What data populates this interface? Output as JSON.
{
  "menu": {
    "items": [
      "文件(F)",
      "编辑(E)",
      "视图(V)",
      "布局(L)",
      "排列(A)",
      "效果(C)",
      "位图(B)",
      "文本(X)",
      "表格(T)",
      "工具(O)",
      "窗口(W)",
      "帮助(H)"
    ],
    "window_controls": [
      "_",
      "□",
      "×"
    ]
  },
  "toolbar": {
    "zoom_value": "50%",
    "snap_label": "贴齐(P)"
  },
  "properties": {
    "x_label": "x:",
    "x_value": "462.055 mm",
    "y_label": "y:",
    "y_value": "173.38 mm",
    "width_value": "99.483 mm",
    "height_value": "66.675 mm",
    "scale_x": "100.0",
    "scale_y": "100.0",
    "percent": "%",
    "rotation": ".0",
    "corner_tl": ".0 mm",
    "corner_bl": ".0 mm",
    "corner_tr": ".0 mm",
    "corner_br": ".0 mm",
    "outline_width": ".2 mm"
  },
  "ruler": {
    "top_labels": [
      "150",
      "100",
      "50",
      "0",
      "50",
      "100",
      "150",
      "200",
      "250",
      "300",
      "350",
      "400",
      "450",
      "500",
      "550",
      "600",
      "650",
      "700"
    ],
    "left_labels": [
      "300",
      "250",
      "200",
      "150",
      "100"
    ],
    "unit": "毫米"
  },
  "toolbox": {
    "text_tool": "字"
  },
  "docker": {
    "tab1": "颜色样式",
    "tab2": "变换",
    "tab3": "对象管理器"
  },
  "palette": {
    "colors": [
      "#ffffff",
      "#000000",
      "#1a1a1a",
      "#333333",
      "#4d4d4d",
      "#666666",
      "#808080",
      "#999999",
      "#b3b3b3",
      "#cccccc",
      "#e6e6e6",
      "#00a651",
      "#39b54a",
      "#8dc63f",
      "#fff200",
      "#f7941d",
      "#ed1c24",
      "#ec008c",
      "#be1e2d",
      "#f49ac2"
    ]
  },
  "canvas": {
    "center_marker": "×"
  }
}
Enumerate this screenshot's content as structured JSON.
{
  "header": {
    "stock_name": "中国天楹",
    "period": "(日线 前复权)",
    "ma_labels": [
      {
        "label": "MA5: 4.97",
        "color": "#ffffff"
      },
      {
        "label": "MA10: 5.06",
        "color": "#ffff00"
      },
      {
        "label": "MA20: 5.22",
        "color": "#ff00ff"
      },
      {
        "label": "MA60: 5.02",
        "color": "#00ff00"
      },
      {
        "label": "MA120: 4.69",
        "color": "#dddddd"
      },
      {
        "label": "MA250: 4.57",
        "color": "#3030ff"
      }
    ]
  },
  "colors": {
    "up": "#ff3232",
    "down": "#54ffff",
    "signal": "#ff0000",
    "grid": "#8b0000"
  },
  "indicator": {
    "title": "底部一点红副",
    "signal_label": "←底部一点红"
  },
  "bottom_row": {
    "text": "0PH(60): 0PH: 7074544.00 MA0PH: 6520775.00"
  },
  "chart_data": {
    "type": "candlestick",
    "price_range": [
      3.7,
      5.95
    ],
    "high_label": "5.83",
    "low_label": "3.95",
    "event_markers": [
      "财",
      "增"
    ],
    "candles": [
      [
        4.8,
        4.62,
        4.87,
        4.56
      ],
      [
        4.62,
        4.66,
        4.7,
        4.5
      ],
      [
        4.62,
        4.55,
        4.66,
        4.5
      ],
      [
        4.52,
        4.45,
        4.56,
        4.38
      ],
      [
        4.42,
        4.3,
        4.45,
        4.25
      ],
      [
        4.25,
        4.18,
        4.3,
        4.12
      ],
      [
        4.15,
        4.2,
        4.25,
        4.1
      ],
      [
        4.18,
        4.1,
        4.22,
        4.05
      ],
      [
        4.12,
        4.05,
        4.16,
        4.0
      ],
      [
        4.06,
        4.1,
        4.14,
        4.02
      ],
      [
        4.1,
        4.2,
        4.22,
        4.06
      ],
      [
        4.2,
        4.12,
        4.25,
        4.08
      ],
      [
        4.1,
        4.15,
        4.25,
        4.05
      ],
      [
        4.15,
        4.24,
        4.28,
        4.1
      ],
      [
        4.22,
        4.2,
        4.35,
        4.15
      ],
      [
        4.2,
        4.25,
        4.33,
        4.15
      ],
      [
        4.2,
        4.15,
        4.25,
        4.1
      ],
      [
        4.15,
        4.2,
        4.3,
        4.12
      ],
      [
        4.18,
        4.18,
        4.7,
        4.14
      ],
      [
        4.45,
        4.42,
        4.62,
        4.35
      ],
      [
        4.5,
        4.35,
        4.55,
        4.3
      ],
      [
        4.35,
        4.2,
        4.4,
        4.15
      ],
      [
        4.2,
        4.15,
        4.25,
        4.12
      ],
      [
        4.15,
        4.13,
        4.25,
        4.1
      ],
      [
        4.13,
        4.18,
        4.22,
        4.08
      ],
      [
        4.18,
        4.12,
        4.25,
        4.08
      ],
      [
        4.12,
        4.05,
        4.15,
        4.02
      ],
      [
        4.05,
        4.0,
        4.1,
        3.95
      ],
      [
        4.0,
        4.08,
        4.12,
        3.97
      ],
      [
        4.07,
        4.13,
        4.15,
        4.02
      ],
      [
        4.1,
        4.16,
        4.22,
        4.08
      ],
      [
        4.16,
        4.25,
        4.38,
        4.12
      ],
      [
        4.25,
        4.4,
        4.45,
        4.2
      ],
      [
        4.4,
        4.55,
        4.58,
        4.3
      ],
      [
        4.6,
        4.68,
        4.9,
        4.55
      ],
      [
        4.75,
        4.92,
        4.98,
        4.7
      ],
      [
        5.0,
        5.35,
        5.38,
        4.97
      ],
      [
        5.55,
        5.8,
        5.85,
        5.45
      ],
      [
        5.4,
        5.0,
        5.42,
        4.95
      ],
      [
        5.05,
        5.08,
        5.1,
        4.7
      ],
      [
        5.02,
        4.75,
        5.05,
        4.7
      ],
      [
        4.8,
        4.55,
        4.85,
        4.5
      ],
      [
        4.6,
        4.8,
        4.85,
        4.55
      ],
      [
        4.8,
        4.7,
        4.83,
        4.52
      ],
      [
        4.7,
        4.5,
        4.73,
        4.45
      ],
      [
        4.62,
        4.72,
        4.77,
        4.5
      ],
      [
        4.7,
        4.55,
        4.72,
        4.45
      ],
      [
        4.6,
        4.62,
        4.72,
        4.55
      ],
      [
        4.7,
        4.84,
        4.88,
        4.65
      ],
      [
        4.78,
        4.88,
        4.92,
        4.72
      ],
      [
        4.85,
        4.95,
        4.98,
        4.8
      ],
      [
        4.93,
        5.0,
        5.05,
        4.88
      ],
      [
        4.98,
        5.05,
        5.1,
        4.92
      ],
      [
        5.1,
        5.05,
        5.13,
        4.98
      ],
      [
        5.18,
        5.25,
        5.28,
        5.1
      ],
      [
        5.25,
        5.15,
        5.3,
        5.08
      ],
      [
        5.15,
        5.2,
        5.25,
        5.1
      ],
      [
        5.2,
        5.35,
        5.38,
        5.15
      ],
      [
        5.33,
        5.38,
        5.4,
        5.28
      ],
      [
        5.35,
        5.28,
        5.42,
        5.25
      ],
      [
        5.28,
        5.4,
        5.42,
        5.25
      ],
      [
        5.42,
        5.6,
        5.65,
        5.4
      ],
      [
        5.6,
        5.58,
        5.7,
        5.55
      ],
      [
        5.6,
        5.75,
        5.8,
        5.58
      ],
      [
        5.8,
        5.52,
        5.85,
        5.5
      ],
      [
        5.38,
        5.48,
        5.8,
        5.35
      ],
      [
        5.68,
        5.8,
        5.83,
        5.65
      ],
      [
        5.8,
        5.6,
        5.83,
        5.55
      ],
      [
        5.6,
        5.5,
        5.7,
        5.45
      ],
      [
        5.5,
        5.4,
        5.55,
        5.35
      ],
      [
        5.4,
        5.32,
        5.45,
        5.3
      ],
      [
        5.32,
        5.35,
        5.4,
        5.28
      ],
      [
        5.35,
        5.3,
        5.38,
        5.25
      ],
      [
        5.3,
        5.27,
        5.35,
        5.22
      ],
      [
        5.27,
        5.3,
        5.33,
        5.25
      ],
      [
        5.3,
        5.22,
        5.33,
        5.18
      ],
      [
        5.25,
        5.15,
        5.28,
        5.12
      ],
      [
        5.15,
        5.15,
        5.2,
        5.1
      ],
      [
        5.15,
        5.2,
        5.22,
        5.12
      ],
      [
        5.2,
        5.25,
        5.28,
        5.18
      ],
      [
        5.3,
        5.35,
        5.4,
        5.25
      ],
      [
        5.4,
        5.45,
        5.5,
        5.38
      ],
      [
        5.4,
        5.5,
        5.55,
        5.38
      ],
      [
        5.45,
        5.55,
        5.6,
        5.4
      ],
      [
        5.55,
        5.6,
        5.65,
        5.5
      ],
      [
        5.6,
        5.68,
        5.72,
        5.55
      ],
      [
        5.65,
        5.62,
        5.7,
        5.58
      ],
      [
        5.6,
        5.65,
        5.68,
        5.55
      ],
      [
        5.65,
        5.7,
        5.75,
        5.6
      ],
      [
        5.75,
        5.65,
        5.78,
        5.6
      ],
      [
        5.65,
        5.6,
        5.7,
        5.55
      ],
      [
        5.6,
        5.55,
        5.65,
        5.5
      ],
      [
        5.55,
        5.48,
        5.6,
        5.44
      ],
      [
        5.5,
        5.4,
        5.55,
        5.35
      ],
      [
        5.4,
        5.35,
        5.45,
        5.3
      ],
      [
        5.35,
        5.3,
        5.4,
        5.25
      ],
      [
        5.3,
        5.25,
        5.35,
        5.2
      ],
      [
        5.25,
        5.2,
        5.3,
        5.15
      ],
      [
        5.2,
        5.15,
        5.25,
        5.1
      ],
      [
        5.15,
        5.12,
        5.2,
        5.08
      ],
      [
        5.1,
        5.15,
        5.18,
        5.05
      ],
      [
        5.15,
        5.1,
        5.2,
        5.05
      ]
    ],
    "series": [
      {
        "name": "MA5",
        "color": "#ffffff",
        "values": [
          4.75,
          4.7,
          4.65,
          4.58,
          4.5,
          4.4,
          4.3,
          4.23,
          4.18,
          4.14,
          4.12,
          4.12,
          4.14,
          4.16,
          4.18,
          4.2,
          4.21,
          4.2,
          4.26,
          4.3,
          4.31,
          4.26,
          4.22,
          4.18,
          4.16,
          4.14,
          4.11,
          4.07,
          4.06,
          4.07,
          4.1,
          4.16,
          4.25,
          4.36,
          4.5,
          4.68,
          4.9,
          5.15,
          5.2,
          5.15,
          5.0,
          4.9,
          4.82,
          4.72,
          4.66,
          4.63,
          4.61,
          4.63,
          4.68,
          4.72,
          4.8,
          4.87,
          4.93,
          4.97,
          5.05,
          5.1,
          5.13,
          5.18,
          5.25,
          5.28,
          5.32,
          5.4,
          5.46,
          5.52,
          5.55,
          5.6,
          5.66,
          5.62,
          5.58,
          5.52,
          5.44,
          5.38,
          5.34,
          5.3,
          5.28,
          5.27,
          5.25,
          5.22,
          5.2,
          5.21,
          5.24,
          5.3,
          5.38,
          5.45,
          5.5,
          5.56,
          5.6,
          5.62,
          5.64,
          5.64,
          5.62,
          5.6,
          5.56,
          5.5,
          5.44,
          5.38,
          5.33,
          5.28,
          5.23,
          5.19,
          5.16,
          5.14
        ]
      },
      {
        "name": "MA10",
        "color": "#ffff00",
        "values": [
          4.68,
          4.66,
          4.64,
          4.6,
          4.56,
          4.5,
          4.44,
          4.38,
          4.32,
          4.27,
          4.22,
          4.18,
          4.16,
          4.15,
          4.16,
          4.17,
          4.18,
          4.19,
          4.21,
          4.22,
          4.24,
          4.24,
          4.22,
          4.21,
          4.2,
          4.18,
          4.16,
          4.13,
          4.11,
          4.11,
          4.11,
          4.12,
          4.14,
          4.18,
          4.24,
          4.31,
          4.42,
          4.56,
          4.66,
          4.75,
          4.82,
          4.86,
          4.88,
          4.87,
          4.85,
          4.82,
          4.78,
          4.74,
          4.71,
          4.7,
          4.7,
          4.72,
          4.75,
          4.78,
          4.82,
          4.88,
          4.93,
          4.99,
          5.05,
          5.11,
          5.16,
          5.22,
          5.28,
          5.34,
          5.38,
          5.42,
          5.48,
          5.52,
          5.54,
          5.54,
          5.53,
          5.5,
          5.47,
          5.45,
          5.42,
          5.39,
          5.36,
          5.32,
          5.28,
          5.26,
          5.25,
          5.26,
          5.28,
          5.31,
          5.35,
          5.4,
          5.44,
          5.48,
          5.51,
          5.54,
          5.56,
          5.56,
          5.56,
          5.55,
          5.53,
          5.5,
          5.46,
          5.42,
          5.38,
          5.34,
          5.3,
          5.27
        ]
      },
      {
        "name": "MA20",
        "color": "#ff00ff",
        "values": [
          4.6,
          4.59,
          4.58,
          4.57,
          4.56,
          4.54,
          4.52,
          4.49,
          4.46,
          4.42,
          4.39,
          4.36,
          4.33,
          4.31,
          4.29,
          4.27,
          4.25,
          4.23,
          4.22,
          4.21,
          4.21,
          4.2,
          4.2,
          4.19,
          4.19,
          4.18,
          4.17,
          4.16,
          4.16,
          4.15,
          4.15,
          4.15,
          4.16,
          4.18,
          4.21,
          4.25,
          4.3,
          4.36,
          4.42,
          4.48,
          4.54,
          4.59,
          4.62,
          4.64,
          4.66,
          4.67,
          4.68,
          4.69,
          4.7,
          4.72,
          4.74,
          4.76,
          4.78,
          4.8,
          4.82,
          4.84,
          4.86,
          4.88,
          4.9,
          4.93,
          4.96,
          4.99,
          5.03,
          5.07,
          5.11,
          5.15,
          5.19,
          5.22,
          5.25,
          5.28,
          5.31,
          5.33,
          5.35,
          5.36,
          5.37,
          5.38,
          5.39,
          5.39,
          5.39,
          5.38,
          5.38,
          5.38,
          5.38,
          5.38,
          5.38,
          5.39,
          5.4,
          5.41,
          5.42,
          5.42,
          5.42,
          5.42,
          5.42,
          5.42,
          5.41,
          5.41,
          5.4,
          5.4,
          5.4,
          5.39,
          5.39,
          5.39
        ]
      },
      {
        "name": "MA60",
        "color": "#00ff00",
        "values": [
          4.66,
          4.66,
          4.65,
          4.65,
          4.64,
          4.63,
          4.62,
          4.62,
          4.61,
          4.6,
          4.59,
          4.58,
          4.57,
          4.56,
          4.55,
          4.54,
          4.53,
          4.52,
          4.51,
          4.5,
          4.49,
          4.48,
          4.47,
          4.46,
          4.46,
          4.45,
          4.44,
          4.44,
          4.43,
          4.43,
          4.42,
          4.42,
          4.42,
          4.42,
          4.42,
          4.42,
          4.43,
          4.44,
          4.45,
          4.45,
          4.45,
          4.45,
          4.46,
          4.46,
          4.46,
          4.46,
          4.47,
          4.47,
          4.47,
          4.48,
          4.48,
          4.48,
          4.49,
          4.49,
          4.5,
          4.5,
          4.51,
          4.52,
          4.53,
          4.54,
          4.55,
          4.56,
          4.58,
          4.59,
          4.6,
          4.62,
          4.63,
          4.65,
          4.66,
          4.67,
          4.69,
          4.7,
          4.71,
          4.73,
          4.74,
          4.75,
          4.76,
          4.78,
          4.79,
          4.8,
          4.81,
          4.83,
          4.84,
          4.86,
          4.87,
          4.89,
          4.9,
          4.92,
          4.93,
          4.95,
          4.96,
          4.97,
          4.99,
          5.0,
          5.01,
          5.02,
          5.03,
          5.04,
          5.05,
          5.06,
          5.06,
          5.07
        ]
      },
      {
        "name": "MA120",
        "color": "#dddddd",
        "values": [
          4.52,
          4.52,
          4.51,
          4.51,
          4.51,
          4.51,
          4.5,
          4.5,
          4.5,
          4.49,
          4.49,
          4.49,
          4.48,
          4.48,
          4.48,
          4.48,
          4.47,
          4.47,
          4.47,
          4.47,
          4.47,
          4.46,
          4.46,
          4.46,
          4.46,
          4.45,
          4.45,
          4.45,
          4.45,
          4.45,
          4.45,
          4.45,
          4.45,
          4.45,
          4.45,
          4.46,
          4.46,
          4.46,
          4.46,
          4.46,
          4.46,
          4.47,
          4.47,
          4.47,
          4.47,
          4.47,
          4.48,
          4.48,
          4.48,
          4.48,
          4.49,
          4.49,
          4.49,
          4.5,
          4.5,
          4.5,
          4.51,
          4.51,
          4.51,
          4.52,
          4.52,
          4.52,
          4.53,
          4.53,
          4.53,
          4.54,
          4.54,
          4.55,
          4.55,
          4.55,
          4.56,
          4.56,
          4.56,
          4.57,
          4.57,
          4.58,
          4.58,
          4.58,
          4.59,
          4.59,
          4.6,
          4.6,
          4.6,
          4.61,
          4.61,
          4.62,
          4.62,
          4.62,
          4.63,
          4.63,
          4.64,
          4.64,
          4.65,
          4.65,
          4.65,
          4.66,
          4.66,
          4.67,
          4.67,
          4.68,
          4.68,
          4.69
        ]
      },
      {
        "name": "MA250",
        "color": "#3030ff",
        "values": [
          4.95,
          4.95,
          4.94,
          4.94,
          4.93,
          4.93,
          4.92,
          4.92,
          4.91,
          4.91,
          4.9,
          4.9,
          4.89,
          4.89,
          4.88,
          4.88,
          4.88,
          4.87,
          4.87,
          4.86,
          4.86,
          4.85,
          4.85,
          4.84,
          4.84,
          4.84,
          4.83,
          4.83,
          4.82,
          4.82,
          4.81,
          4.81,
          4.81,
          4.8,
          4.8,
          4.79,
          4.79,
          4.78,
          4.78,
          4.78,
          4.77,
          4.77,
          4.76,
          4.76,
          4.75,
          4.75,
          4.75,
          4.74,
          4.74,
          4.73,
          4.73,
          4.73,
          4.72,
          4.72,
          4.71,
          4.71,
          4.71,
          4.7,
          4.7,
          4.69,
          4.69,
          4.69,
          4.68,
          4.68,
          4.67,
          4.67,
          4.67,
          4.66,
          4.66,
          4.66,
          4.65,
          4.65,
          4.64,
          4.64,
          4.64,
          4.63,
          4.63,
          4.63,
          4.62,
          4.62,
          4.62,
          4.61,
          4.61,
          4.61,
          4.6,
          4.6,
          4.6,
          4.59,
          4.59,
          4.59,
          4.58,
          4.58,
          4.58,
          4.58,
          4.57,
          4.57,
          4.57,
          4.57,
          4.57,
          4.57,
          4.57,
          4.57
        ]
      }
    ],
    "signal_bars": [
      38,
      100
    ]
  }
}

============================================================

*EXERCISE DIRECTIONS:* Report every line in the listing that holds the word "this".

*WORKED SOLUTION:*
What data populates this interface? Output as JSON.
Enumerate this screenshot's content as structured JSON.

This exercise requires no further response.